Frank Tyrrell, also of Morrisburg. He Was duly called to the degree of
barrister-at-law on the 19th May, 1890. After being called to the Bar of On-
tario he had decided to go to Chicago and read for the Bar of the State of
Illinois, but this was not to be. Several of his older political friends hearing
of his intention waited upon him and urged him to remain and commence
practice in his native town. He finally acquiesced and opened an office, build-
ing up a good practice, until August, 1896, when the late Frank Tyrrell, re-
cognizing his abilities, offered him a partnership which he accepted. This
partnership lasted until the death of Mr. Tyrrell, in March, 1898, when he
alone opened an office in Morrisburg, and has since continued to practise his
profession. Early in his legal career Mr. Lyle evinced a preference for the
criminal law, and has made a successful defence in several criminal cases of
note. He is of Scotch, Irish and German decent, in religion a Presbyterian,
and a Liberal in politics.
George Chesley Hart, son of Christopher and Amy Hart, was born in the
township of Osnabruck, county of Stormont. He secured a third-class certifi-
cate while attending Public school No. 18 of his native township, and then
followed teaching for a time. He next attended Morrisburg High school and
Perth Collegiate Institute, securing his matriculation. After teaching school
at Finch he began the study of law, being articled with Adam Johnston,
now Judge Johnston, later with C. A. Myers, and finally with J. P. Whitney.
K. C. In November, 1898, he was called to the Bar, and in January, 1899, began
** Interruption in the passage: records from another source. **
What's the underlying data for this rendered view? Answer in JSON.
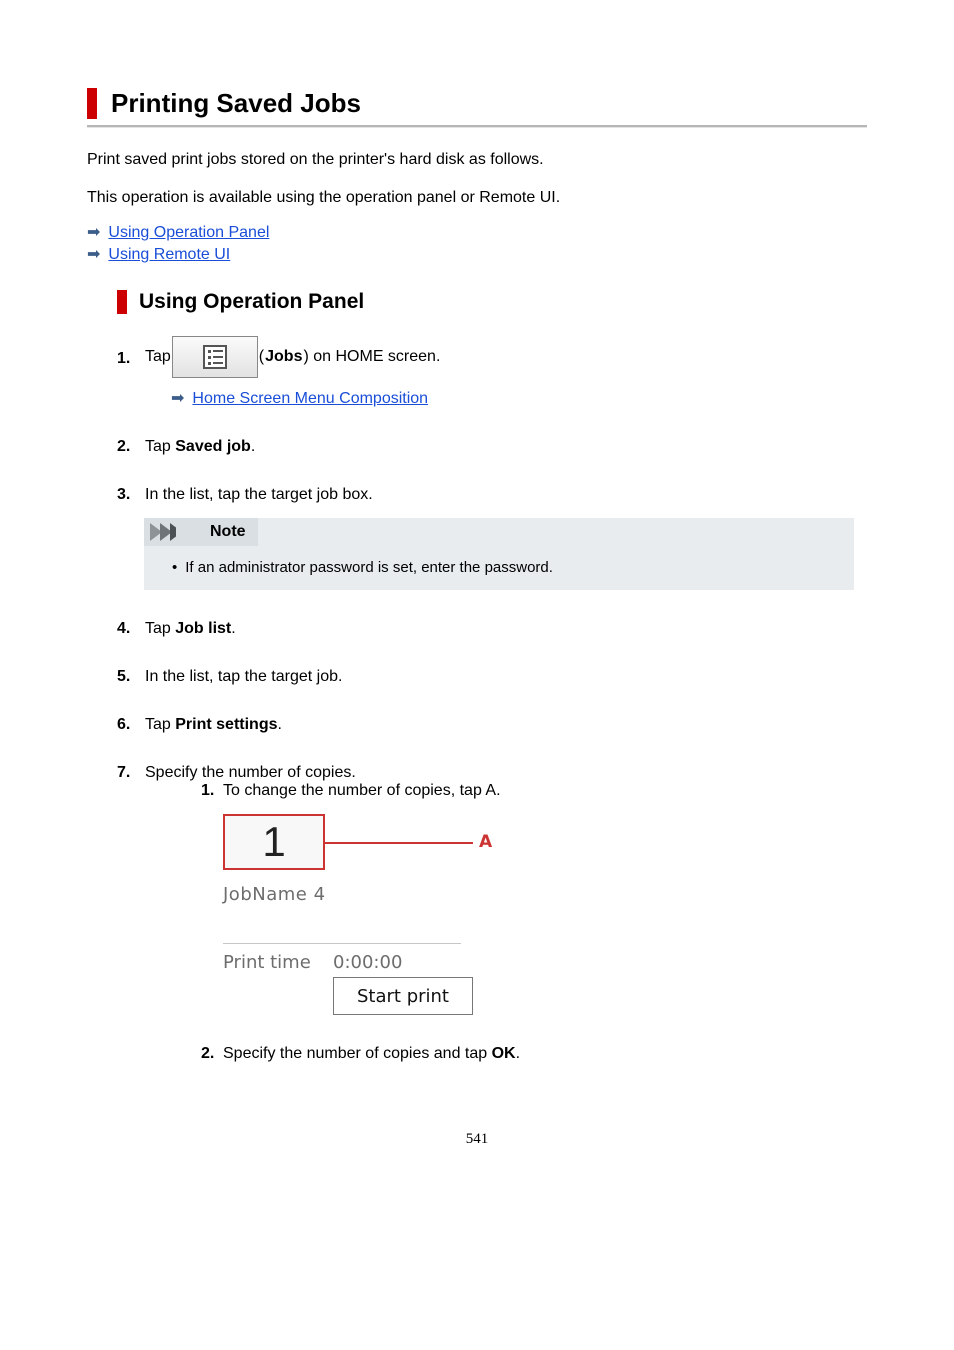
{
  "h1": "Printing Saved Jobs",
  "intro1": "Print saved print jobs stored on the printer's hard disk as follows.",
  "intro2": "This operation is available using the operation panel or Remote UI.",
  "links": {
    "op_panel": "Using Operation Panel",
    "remote_ui": "Using Remote UI"
  },
  "h2": "Using Operation Panel",
  "step1": {
    "prefix": "Tap ",
    "suffix1": " (",
    "bold": "Jobs",
    "suffix2": ") on HOME screen."
  },
  "step1_link": "Home Screen Menu Composition",
  "step2": {
    "prefix": "Tap ",
    "bold": "Saved job",
    "suffix": "."
  },
  "step3": "In the list, tap the target job box.",
  "note_title": "Note",
  "note_body": "If an administrator password is set, enter the password.",
  "step4": {
    "prefix": "Tap ",
    "bold": "Job list",
    "suffix": "."
  },
  "step5": "In the list, tap the target job.",
  "step6": {
    "prefix": "Tap ",
    "bold": "Print settings",
    "suffix": "."
  },
  "step7": "Specify the number of copies.",
  "sub1": "To change the number of copies, tap A.",
  "device": {
    "copies": "1",
    "jobname": "JobName 4",
    "print_time_label": "Print time",
    "print_time_value": "0:00:00",
    "start_btn": "Start print",
    "marker": "A"
  },
  "sub2": {
    "prefix": "Specify the number of copies and tap ",
    "bold": "OK",
    "suffix": "."
  },
  "page_num": "541"
}
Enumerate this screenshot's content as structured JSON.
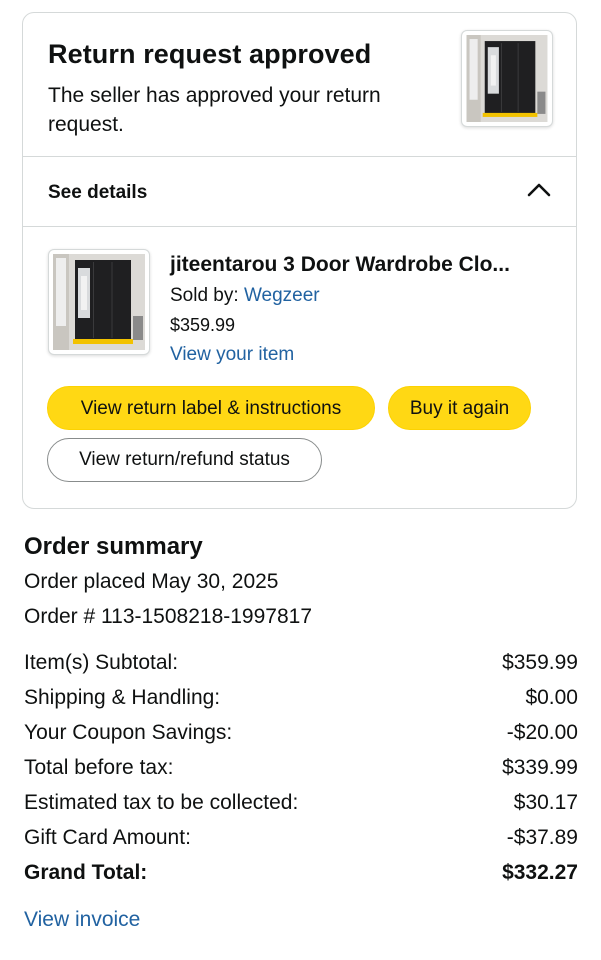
{
  "header": {
    "title": "Return request approved",
    "subtitle": "The seller has approved your return request."
  },
  "details": {
    "label": "See details",
    "toggle_icon": "chevron-up-icon"
  },
  "product": {
    "title": "jiteentarou 3 Door Wardrobe Clo...",
    "sold_by_label": "Sold by: ",
    "seller": "Wegzeer",
    "price": "$359.99",
    "view_item": "View your item",
    "image": "black-wardrobe-thumbnail"
  },
  "actions": {
    "return_label": "View return label & instructions",
    "buy_again": "Buy it again",
    "refund_status": "View return/refund status"
  },
  "summary": {
    "title": "Order summary",
    "order_placed": "Order placed May 30, 2025",
    "order_number": "Order # 113-1508218-1997817",
    "rows": [
      {
        "label": "Item(s) Subtotal:",
        "value": "$359.99"
      },
      {
        "label": "Shipping & Handling:",
        "value": "$0.00"
      },
      {
        "label": "Your Coupon Savings:",
        "value": "-$20.00"
      },
      {
        "label": "Total before tax:",
        "value": "$339.99"
      },
      {
        "label": "Estimated tax to be collected:",
        "value": "$30.17"
      },
      {
        "label": "Gift Card Amount:",
        "value": "-$37.89"
      },
      {
        "label": "Grand Total:",
        "value": "$332.27"
      }
    ],
    "invoice": "View invoice"
  },
  "colors": {
    "button_yellow": "#ffd814",
    "link_blue": "#2162a1",
    "border_gray": "#d5d9d9"
  }
}
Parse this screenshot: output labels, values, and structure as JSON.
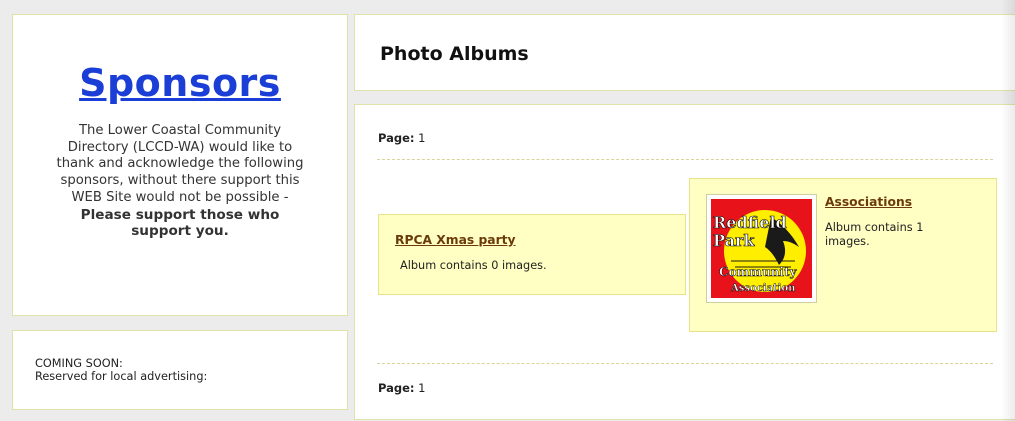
{
  "sponsors": {
    "title": "Sponsors",
    "line1": "The Lower Coastal Community",
    "line2": "Directory (LCCD-WA) would like to",
    "line3": "thank and acknowledge the following",
    "line4": "sponsors, without there support this",
    "line5": "WEB Site would not be possible -",
    "strong1": "Please support those who",
    "strong2": "support you."
  },
  "advert": {
    "line1": "COMING SOON:",
    "line2": "Reserved for local advertising:"
  },
  "albums_header": {
    "title": "Photo Albums"
  },
  "pager": {
    "label": "Page:",
    "value": "1"
  },
  "albums": [
    {
      "name": "RPCA Xmas party",
      "count_text": "Album contains 0 images."
    },
    {
      "name": "Associations",
      "count_text": "Album contains 1 images.",
      "thumbnail_logo": {
        "line1": "Redfield",
        "line2": "Park",
        "line3": "Community",
        "line4": "Association"
      }
    }
  ],
  "colors": {
    "sponsor_link": "#1a3ed6",
    "album_link": "#6b3a0b",
    "album_bg": "#ffffc4",
    "logo_red": "#e8121a",
    "logo_yellow": "#ffee00"
  }
}
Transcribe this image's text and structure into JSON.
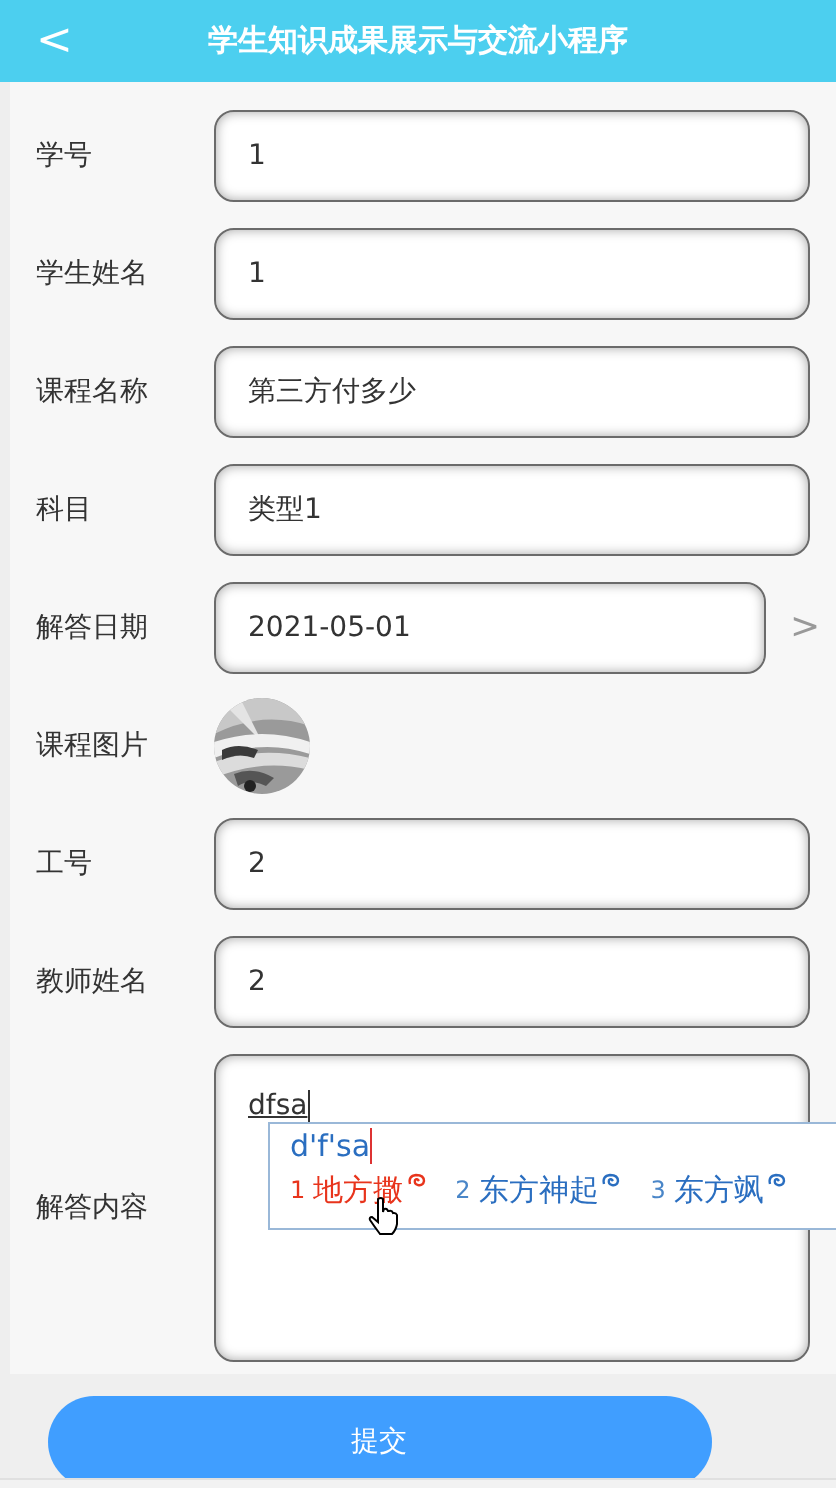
{
  "header": {
    "back": "<",
    "title": "学生知识成果展示与交流小程序"
  },
  "fields": [
    {
      "kind": "input",
      "label": "学号",
      "value": "1"
    },
    {
      "kind": "input",
      "label": "学生姓名",
      "value": "1"
    },
    {
      "kind": "input",
      "label": "课程名称",
      "value": "第三方付多少"
    },
    {
      "kind": "input",
      "label": "科目",
      "value": "类型1"
    },
    {
      "kind": "date",
      "label": "解答日期",
      "value": "2021-05-01",
      "chevron": ">"
    },
    {
      "label": "课程图片"
    },
    {
      "kind": "input",
      "label": "工号",
      "value": "2"
    },
    {
      "kind": "input",
      "label": "教师姓名",
      "value": "2"
    },
    {
      "kind": "textarea",
      "label": "解答内容",
      "value": "dfsa"
    }
  ],
  "ime": {
    "composition": "d'f'sa",
    "candidates": [
      {
        "index": "1",
        "text": "地方撒",
        "selected": true
      },
      {
        "index": "2",
        "text": "东方神起",
        "selected": false
      },
      {
        "index": "3",
        "text": "东方飒",
        "selected": false
      }
    ]
  },
  "submit": {
    "label": "提交"
  }
}
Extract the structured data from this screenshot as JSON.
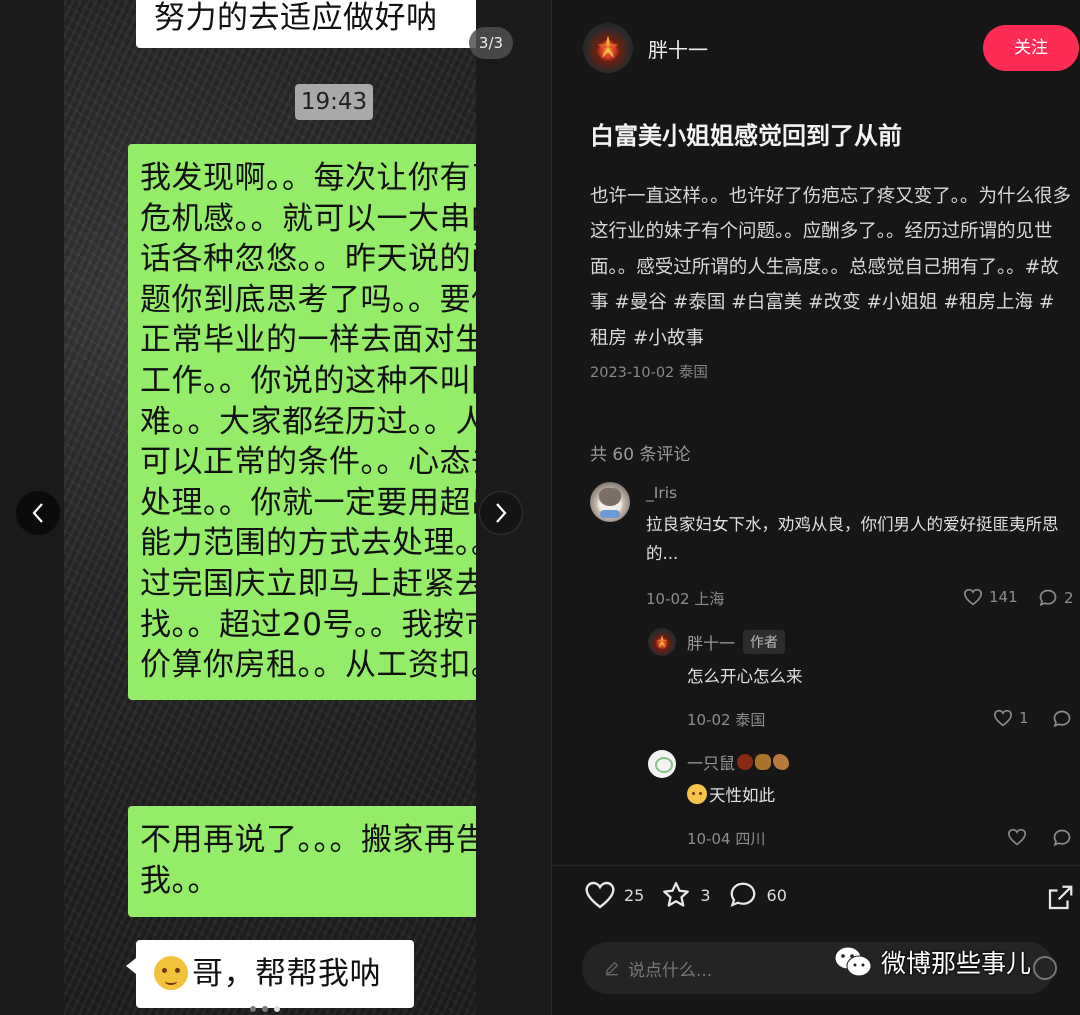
{
  "viewer": {
    "page_counter": "3/3",
    "chat": {
      "top_bubble": "努力的去适应做好呐",
      "timestamp": "19:43",
      "long_bubble": "我发现啊。。每次让你有了危机感。。就可以一大串的话各种忽悠。。昨天说的问题你到底思考了吗。。要像正常毕业的一样去面对生活工作。。你说的这种不叫困难。。大家都经历过。。人家可以正常的条件。。心态去处理。。你就一定要用超出能力范围的方式去处理。。过完国庆立即马上赶紧去找。。超过20号。。我按市价算你房租。。从工资扣。。",
      "short_bubble": "不用再说了。。。搬家再告诉我。。",
      "bottom_bubble": "哥，帮帮我呐"
    }
  },
  "author": {
    "name": "胖十一",
    "follow_label": "关注"
  },
  "post": {
    "title": "白富美小姐姐感觉回到了从前",
    "body": "也许一直这样。。也许好了伤疤忘了疼又变了。。为什么很多这行业的妹子有个问题。。应酬多了。。经历过所谓的见世面。。感受过所谓的人生高度。。总感觉自己拥有了。。",
    "tags": [
      "#故事",
      "#曼谷",
      "#泰国",
      "#白富美",
      "#改变",
      "#小姐姐",
      "#租房上海",
      "#租房",
      "#小故事"
    ],
    "meta": "2023-10-02 泰国"
  },
  "comments": {
    "count_label": "共 60 条评论",
    "items": [
      {
        "name": "_Iris",
        "text": "拉良家妇女下水，劝鸡从良，你们男人的爱好挺匪夷所思的...",
        "meta": "10-02 上海",
        "likes": "141",
        "replies": "2"
      }
    ],
    "replies": [
      {
        "name": "胖十一",
        "badge": "作者",
        "text": "怎么开心怎么来",
        "meta": "10-02 泰国",
        "likes": "1"
      },
      {
        "name": "一只鼠",
        "text": "天性如此",
        "meta": "10-04 四川"
      }
    ]
  },
  "actions": {
    "likes": "25",
    "favorites": "3",
    "comments": "60"
  },
  "input": {
    "placeholder": "说点什么..."
  },
  "watermark": "微博那些事儿",
  "colors": {
    "follow": "#fe2c55",
    "chat_green": "#95ec69"
  }
}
the practice of law in Winchester, Ont.
Irwin Hilliard, barrister, Morrisburg, Ont., was born in the township of
Osnabruck, February 2nd, 1863. His father, Thomas Foster Hilliard, a native
of Fermanagh, came to this country in 1837; his mother, Charlotte Gillespie,
was a native of the county of Antrim, Ireland, and came over six years later.
Early in life our subject evinced great love for books. The first formative
event in his life was the coming to the old school house, at Papst's Corners, of
the late Dr. G. C. Hart, of Prescott, to teach what was then known as an in-
corrigible school. The second day young Hilliard got the greatest licking of
his lifetime for trying to boss the class. Either this, or the Doctor's eminent
qualities as a teacher, produced such an effect that he won his first prize and
COURTS AND OFFICIALS 281
that in grammar when but nine years of age. He left home in 1876 and came
to live with the late Gordon S. Hickey, and attended school, being first placed
under Win. Styles. He was one of a class that proved to be very useful
members of the country; some of the others being Dr. McLaughlin, r>r. Meikle,
Dr. Russel, Dr. John Macdonell, Ralph Maxwell and John P. Fetterly. These
all passed the entrance in December, 1876. The next three years were spent
under that grand aod noble man and excellent teacher, the late Irwin
Stuart, B.A. After matriculating at OsgoodeHall he kept books for Kerr Bros,,
of Farran's Point, for some four months,and then entered on the study of law
in 1880 with J, P. Whitney, K. C., with whom he remained about two
years. He served also in the ofuces of Jas. H. Benson, then of Seaforth, later
Sheriff of Regina; Francis Holinested,of Seaforth; W. R. Hickey, of Bothwell.
He took his barrister examination in January, 1885, and Solicitor in May, 1885.
Thereafter he practised awhile in Iroquois; entered the office of the late Frank
Tyrrell, in the fall of 1885; continued therein to the fall of 1887 with some
months absence on account of ill health; practised law in Clinton, Ont., for
several months, but finally returned to the office of Mr. Tyrrell in 1889. He
continued to practice with him from then until Mr. Tyrrell's death on the 7th of
March, 1898, since which time he has practised alone in the same office at
Morrisburg, Ontario. He served as a member of the Village Council during
the years 1900-1-2. In politics he is a Liberal-Conservative, and in religion a
Methodist. He takes much pleasure in Sunday school work; was Superin-
tendent of the Morrisburg Sabbath echool for a number of years, and is now
teacher of the young men's Bible class. He has been Secretary and Presi-
dent of the Dundas County Sabbath School Association. In 1893 he married